I remember, before I was due to interview the Duke of Richmond & Gordon about his cars and aeroplanes, asking where I could park. I was told that his private parking space was near his London house. Two cars were there but I backed mine in and locked it. When the Duke heard this he was delighted, saying the other cars had no right there and I had trapped them. I had visions of a smashed window and my car in the road. Otherwise it was so pleasantly informal: the Duchess, helped by a maid, was hanging curtains. Our talk about motor racing was very interesting, beginning with the time when, as Lord Settrington, the Duke was a Bentley Motors apprentice, to his winning the 1930 BRDC 500-mile race in the Ulster Austin 7 with co-driver Sammy Davis, and on to his victory in 1931 in the JCC Double-12 race in the MG Midget with Chris Staniland, by which time he had become the Duke of Richmond & Gordon.
I remember a similar worry when I arrived late at Charlie Martin’s Kensington flat, leaving my car on double yellow lines, to be told not to worry: “they seldom tow you away here”, leaving me to wonder through another enthralling interview, if “they” did, how long it would be before I could drive back to Wales.
It happened differently when I was invited to dinner by another well-known racing driver, Maurice Falkner, to talk about his career.
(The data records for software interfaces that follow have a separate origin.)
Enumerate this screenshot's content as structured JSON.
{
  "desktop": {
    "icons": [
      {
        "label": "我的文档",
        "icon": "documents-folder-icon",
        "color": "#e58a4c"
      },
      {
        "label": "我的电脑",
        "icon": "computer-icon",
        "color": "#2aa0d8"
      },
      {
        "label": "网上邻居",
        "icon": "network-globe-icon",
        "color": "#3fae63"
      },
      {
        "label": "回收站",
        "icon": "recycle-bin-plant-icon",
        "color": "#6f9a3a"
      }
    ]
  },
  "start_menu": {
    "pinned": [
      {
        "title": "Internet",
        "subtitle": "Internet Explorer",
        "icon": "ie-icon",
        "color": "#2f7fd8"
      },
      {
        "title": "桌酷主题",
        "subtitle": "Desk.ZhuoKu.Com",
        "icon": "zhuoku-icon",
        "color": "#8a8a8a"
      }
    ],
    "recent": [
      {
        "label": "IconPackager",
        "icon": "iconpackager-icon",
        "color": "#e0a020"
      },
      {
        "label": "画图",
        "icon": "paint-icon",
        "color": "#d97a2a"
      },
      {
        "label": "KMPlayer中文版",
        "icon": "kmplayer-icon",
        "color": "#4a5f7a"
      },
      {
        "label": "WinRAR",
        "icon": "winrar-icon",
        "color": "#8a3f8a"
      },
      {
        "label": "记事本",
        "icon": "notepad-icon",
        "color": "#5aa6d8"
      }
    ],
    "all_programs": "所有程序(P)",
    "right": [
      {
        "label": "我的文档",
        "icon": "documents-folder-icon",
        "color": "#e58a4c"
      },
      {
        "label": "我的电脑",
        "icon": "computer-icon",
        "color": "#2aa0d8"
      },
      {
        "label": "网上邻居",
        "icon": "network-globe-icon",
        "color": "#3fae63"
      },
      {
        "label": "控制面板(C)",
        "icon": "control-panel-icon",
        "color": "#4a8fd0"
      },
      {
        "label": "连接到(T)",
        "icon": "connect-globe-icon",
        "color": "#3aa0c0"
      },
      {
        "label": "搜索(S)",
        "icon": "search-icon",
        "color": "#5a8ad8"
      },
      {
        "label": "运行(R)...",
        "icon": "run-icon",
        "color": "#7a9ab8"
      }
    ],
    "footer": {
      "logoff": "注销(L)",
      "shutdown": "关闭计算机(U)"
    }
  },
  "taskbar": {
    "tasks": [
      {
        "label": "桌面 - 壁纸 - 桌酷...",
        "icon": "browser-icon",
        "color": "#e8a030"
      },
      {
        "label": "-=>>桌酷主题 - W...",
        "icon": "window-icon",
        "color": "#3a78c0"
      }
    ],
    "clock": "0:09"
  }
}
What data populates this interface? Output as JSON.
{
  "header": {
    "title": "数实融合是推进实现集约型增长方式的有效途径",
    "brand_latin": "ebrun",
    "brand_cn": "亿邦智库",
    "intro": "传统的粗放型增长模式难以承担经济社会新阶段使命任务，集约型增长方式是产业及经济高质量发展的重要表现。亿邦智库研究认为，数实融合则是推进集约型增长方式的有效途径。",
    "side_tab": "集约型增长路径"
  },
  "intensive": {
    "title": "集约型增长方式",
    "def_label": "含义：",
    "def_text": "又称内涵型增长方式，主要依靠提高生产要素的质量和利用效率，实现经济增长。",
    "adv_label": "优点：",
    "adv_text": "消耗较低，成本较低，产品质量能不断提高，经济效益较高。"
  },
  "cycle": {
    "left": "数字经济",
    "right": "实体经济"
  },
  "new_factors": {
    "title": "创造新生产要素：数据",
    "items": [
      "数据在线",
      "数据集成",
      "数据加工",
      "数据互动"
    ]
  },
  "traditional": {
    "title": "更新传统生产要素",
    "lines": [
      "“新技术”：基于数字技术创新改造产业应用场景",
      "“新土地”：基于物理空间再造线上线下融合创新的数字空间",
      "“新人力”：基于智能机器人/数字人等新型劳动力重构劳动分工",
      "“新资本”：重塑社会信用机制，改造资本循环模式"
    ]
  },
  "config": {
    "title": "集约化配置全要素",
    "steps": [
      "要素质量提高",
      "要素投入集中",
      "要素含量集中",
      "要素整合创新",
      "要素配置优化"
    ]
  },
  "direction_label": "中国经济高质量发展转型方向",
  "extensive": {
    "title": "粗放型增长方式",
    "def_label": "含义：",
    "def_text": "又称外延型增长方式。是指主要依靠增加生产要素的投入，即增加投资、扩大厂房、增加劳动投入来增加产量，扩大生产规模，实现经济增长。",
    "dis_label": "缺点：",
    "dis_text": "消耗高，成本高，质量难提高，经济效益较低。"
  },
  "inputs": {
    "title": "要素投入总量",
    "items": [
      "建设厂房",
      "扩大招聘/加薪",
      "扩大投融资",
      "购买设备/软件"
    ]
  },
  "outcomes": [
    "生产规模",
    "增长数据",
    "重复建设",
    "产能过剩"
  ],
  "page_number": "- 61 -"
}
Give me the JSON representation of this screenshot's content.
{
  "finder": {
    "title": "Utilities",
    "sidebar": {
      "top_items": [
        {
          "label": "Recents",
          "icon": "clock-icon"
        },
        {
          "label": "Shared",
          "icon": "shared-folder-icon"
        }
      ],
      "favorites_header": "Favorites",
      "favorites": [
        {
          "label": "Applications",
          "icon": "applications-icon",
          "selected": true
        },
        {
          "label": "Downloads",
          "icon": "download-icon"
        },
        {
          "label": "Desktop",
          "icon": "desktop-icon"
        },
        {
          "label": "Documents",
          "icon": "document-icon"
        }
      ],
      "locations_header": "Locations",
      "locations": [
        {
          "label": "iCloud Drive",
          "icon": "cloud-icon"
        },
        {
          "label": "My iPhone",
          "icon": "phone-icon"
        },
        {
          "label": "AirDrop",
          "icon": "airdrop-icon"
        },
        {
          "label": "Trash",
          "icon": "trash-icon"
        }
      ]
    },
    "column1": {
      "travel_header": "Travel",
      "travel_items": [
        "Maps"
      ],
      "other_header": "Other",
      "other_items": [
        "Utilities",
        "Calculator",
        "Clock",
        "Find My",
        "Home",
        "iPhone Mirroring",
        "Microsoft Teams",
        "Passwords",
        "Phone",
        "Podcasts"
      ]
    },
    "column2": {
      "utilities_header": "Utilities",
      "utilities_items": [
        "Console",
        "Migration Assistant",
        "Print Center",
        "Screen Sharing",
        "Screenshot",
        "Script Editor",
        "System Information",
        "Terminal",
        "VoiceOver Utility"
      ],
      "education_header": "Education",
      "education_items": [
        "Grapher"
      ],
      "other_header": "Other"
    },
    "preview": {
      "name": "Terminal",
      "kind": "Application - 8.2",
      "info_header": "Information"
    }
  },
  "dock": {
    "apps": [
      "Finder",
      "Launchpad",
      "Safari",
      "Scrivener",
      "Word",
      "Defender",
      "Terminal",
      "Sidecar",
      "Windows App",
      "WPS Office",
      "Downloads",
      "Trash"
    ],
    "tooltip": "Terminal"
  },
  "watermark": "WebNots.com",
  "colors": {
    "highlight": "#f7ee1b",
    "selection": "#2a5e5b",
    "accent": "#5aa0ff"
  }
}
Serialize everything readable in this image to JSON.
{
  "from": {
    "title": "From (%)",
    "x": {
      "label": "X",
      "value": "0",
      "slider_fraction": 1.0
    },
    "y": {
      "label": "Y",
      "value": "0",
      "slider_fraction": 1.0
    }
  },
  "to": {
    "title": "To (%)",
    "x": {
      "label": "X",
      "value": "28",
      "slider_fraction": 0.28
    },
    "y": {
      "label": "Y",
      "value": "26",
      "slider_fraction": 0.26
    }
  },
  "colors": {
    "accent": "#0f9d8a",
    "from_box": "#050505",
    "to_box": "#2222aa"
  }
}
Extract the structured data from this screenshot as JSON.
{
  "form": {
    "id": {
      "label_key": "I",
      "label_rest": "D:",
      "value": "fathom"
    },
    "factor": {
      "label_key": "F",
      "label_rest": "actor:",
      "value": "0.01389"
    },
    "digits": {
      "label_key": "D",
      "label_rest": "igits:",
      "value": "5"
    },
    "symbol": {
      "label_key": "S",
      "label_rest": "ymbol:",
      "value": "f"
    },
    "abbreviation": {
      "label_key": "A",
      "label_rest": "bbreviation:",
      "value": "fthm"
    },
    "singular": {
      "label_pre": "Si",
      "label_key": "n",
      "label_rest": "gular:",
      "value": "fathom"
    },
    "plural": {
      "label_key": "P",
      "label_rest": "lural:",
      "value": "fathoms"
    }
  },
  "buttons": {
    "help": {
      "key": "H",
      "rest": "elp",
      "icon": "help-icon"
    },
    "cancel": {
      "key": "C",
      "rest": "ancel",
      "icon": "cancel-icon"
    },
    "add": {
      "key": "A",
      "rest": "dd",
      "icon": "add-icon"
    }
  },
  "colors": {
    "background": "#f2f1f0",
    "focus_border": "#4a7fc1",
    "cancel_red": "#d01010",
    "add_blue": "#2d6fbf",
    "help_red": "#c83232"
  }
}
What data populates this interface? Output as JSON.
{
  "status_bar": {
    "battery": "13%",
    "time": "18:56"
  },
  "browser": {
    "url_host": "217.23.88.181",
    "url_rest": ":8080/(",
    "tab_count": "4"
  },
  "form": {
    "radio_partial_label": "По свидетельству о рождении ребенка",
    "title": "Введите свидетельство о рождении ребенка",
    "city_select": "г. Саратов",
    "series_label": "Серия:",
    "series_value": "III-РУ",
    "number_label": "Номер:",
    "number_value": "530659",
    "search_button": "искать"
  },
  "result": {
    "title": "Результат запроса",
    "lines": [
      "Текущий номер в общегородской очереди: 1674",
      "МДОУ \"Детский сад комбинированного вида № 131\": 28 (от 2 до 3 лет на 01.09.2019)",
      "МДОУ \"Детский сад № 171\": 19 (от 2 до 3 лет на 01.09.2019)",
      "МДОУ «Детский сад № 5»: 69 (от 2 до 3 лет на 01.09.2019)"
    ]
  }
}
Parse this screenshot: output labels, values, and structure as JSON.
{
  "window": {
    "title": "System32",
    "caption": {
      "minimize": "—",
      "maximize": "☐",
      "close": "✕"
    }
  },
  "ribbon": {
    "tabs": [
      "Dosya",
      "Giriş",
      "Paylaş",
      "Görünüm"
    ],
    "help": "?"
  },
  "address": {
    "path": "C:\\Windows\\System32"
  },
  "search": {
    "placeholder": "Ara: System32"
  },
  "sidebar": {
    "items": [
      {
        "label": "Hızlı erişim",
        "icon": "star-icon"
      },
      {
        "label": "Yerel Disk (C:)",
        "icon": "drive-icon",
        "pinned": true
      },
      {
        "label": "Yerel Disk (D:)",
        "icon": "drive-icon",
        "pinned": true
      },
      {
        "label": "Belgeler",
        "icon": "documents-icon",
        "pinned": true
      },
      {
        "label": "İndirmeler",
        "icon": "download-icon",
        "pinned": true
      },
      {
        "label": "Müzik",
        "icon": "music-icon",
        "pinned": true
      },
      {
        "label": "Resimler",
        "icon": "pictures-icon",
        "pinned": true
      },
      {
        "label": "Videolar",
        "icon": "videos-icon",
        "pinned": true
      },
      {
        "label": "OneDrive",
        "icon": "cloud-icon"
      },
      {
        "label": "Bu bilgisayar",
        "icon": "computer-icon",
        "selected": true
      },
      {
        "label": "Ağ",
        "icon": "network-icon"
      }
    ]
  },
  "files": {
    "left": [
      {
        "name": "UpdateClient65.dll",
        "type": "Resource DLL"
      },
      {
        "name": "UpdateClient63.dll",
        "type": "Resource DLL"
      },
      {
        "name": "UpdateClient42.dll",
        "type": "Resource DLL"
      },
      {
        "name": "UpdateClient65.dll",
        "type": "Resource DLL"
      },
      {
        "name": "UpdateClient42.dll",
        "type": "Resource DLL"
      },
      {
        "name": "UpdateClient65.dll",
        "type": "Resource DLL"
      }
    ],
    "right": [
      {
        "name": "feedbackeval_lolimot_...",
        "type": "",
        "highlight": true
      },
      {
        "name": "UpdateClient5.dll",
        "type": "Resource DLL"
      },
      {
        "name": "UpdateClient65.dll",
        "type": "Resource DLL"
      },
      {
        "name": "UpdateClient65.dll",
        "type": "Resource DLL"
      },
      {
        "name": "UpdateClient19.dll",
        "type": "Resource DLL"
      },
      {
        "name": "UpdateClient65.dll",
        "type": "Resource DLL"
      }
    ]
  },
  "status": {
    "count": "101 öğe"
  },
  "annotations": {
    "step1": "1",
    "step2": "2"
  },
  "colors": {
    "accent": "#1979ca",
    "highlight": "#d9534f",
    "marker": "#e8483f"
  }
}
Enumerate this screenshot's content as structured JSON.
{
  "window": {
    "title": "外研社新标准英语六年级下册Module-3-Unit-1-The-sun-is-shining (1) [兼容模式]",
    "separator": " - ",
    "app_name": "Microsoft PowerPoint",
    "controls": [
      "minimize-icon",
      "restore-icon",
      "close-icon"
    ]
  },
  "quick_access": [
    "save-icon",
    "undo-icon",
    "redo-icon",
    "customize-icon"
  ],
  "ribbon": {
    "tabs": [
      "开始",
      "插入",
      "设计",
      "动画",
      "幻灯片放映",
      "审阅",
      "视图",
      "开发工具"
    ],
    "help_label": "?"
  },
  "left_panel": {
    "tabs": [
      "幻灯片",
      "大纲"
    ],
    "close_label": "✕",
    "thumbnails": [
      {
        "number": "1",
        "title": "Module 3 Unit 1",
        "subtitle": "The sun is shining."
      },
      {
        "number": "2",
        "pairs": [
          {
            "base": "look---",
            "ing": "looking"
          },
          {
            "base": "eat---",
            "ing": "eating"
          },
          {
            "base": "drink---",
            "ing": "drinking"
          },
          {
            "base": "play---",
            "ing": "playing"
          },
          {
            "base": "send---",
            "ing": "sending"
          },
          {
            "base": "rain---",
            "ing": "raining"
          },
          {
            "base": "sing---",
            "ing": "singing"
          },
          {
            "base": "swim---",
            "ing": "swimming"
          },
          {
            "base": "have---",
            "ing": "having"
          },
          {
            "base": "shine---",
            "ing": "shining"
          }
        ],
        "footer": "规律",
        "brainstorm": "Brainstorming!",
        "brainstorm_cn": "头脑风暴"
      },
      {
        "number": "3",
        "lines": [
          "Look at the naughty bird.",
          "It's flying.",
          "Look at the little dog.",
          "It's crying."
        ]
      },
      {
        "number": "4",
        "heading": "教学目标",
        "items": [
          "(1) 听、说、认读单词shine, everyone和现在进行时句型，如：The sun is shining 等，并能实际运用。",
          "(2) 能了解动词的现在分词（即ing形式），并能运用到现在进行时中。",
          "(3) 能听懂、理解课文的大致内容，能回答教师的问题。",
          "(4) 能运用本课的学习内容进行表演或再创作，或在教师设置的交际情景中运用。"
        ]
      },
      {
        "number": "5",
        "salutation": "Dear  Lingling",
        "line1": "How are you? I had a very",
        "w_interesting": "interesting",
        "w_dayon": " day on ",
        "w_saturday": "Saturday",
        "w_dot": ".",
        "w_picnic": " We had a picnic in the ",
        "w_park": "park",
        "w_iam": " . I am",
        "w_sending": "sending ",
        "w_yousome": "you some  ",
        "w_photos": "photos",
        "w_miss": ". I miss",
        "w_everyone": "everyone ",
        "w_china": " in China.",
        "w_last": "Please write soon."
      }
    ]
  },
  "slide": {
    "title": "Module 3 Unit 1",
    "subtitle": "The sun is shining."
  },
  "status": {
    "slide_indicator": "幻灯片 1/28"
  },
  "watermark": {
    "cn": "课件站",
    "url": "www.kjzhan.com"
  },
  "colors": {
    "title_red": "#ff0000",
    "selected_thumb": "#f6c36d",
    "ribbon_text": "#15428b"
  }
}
I was shown in by his manservant, taken into the library and put to sit before a blazing fire and a talkative caged secretary bird. After a long wait the servant came in stating he hoped his master wouldn’t be long, but that he was getting a trifle forgetful. “He had an important business meeting some time ago. I laid out his clothes, but he never returned that night; he had forgotten his appointment.”
It was getting late, fog was coming in, I had a 150-mile journey home, and so I decided to give it another quarter of an hour and then leave. But then came a key in the front door, his man saying I had been in the library for a long period and that the dinner was ruined. With no apology, the subject of my visit greeted me; dinner wasn’t too bad, and around midnight, after another very interesting interview, I left. The things I put up with to give you, and myself, the low-down on the motor racing of the famous!
I remember, on a more personal note, why I was jealous of Amilcar driver Vernon Balls. Think of being stopped by the police and asked your name. “Balls.” “Now answer sensibly, sir.” “Balls.” “Now look here, sir, unless you give a proper answer I will have to arrest you.” At the station the desk sergeant asks to see your driving licence. Today— compensation?
I remember a friend in an open Riley being stopped on Christmas Day. “You were driving rather fast, sir. Where are you going to?” “Buckingham Palace.” “Now I know it’s a special day, but I want a sensible reply.” But it was true, he was a BBC radio engineer going to check the apparatus HM the King would use later, for his speech to the nation.